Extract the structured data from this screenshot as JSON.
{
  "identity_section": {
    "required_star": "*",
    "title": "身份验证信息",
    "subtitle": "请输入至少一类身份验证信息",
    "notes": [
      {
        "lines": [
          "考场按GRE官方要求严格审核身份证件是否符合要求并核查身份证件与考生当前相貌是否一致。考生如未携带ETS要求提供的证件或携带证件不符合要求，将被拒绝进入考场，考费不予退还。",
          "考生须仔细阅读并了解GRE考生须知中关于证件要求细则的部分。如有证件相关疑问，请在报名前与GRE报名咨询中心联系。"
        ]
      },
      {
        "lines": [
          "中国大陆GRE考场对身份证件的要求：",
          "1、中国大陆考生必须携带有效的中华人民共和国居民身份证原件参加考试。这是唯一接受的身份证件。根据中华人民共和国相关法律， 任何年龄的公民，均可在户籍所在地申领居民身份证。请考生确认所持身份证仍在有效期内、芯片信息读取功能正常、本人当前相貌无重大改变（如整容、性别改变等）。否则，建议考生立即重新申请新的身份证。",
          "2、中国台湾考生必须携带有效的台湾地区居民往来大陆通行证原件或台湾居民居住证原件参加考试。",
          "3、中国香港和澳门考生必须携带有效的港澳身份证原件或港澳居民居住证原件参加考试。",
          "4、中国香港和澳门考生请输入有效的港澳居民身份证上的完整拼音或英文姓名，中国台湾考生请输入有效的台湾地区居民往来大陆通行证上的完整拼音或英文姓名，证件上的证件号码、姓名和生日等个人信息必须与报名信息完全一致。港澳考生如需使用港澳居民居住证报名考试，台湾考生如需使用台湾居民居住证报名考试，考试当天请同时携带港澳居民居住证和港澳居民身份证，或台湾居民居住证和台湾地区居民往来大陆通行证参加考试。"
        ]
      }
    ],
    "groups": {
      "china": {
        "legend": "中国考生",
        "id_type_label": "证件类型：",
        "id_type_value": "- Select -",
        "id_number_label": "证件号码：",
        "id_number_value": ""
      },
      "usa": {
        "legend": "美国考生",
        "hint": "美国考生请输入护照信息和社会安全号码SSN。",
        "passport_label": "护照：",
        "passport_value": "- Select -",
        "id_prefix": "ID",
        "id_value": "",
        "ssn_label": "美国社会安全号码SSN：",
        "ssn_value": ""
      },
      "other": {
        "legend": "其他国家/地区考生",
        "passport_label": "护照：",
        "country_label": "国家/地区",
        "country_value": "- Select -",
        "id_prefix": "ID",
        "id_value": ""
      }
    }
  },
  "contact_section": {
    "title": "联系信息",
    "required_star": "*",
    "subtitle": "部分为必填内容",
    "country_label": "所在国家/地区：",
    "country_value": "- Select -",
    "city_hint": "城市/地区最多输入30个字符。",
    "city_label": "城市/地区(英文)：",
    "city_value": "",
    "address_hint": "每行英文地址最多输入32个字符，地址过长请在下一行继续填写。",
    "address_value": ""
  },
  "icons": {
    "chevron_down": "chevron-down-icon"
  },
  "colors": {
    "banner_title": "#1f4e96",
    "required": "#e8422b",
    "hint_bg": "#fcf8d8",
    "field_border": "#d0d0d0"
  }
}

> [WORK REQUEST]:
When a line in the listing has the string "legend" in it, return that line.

> [WRITTEN RESPONSE]:
        "legend": "中国考生",
        "legend": "美国考生",
        "legend": "其他国家/地区考生",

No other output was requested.